(Entries from a dataset of interfaces)
+++
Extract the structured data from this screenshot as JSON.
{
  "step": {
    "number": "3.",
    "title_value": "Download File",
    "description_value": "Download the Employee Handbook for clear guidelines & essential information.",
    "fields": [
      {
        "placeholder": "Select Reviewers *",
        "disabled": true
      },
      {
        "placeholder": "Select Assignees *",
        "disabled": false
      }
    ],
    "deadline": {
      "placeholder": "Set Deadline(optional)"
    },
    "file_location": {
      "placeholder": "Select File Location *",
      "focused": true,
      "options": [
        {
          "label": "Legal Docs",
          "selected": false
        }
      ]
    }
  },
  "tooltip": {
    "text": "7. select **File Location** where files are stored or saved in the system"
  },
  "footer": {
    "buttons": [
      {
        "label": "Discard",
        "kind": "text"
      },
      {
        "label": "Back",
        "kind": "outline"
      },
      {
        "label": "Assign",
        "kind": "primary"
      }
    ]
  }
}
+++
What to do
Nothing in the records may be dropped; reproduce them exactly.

Result below
Extract the structured data from this screenshot as JSON.
{
  "step": {
    "number": "3.",
    "title_value": "Download File",
    "description_value": "Download the Employee Handbook for clear guidelines & essential information.",
    "fields": [
      {
        "placeholder": "Select Reviewers *",
        "disabled": true
      },
      {
        "placeholder": "Select Assignees *",
        "disabled": false
      }
    ],
    "deadline": {
      "placeholder": "Set Deadline(optional)"
    },
    "file_location": {
      "placeholder": "Select File Location *",
      "focused": true,
      "options": [
        {
          "label": "Legal Docs",
          "selected": false
        }
      ]
    }
  },
  "tooltip": {
    "text": "7. select **File Location** where files are stored or saved in the system"
  },
  "footer": {
    "buttons": [
      {
        "label": "Discard",
        "kind": "text"
      },
      {
        "label": "Back",
        "kind": "outline"
      },
      {
        "label": "Assign",
        "kind": "primary"
      }
    ]
  }
}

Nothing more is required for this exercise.